With his vibrant personality, showcased expertly through his music, Hollywood inevitably began to show interest in the ascending MC. “I was open to the offers,” explains X, “Because they allowed people to see the other sides of me. My raps will tear your head off, but I’m not always the aggressive dude from music videos.” His stint as the host of MTV’s overwhelmingly successful Pimp My Ride led to X accepting an invitation to host the networks prestigious European Music Awards. It also prompted numerous notable film roles, including a starring role in 2006′s sports drama Gridiron Gang. Continuing to hone his acting skills, X can most recently be seen alongside Nicolas Cage and Eva Mendes in the critically-acclaimed Bad Lieutenant: Port Of New Orleans. Amidst silver-screen acceptance and MTV hosting duties, X found the time to release two more albums: Weapons Of Mass Destruction, which featured the Timbaland-helmed club favorite “Hey Now,” and the independent release “Full Circle.” Although the latter featured some of the most popular names in music, including T-Pain and The Game, X made it clear that his primary allegiance remained to his fans. Dedicating the poignant “Thank You” to his wealth of supporters, X went on to give an arousing performance of the track on David Letterman’s highly-rated program. “It was important that I made a song like ‘Thank You,’” X claims, “because, I wanted to remind all the people that love Xzibit that I put my music above just about anything. My music is the foundation of everything that I do, and my fans make it possible for me to keep recording. It’s only right that I thanked them.”

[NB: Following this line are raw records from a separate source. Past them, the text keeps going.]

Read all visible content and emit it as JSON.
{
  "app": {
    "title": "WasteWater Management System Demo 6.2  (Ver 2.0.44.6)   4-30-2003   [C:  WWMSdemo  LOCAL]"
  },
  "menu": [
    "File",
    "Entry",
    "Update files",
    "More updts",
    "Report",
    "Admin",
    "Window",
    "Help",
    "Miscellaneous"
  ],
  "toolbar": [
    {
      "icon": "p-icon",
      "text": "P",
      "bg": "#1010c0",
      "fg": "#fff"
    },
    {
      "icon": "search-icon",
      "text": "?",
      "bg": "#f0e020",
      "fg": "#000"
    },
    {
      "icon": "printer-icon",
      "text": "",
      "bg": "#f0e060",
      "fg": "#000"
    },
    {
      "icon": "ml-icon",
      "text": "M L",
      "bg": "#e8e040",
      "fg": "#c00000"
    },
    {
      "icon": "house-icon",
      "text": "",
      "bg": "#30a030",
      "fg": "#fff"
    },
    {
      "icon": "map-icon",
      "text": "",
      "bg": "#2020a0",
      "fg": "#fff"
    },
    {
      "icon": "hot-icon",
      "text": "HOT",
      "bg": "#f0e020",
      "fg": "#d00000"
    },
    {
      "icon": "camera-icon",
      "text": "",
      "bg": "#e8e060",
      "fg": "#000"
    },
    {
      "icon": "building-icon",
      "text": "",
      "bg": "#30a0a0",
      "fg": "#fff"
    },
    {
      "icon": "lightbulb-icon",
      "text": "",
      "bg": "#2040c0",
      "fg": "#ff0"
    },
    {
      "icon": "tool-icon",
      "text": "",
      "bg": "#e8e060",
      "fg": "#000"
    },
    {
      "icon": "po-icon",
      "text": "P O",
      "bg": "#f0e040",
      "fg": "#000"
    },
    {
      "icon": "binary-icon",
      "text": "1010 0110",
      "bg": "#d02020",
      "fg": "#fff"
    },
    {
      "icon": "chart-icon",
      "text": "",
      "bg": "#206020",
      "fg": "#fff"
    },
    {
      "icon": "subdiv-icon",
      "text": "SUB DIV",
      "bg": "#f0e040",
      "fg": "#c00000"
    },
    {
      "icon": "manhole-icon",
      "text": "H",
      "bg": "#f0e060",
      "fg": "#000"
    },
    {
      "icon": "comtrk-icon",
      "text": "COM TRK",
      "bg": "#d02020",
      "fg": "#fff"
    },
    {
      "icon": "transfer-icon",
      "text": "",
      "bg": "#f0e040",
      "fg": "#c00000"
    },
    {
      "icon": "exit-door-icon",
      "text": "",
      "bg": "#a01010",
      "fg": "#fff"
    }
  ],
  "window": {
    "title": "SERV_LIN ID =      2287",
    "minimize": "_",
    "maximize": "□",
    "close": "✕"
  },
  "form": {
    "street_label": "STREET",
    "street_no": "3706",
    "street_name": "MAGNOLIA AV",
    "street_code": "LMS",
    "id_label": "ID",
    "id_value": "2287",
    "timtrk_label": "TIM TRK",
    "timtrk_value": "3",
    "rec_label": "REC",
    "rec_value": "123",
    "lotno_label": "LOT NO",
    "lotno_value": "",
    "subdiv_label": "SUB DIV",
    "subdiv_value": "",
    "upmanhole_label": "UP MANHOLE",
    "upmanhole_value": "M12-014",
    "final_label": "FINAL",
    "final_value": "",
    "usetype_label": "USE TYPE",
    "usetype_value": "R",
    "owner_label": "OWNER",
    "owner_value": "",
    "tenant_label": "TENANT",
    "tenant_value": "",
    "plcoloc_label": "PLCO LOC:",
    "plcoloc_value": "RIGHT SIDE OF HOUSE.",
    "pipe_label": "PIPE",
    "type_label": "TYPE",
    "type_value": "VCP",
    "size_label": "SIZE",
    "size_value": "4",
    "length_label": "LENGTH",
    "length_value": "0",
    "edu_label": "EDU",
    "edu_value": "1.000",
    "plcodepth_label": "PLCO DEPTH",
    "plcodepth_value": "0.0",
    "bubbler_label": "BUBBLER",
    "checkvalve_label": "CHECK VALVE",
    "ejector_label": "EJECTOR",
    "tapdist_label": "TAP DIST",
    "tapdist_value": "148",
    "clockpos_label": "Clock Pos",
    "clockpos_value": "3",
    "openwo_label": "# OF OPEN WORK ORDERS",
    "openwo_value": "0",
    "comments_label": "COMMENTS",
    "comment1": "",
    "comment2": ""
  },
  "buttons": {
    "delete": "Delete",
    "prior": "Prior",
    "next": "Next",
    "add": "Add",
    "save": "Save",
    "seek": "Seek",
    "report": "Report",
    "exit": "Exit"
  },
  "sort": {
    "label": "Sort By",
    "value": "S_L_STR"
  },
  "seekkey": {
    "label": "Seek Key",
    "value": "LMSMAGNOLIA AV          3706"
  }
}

In 2010, that love for his listeners remains consistatant. Despite securing several impressive film roles and a well-received guest host spot on ABC’s Extreme Home Makeover Edition, Xzibit is still committed to making the unadulterated and unforgiving Hip-Hop that motivates so many. He has lent his booming, unmistakable vocals to both thankful up-and-comers and renowned veterans expect to hear X’s gruff baritone on Dr. Dre’s future certain masterpiece Detox. Amidst such extracurricular duties, he is recording several of his own high profile projects. These include a collaborative release with Cypress Hill front-man B-Real and promising New West representative Young De who have formed a collective called Serial Killaz, and a fervently anticipated new solo album, tentatively titled MMX. As a preview of this new solo, X has teased listeners by offering “Phenom” and “Hurtlocker.” “Phenom,” a thunderous precursor, was produced by Scoop Deville, the man responsible for Snoop Dogg’s unavoidable hit “I Wanna Rock.”
A household name that will continue to dazzle on the big and small screen, X never forgot his Hip-Hop roots. He will continue to warrant the respect of all those within earshot, and as a lyricist is intent on proving his skilled penmanship at any given opportunity. “I still love it as much as I did when I first burst through the door,” confirms X, “And I’m going to keep spitting like I’m that unsigned kid desperate to showcase himself.” This inspiring grind, boundless enthusiasm, and enviable talent means that Xzibit will remain familiar to millions for as long as he desires.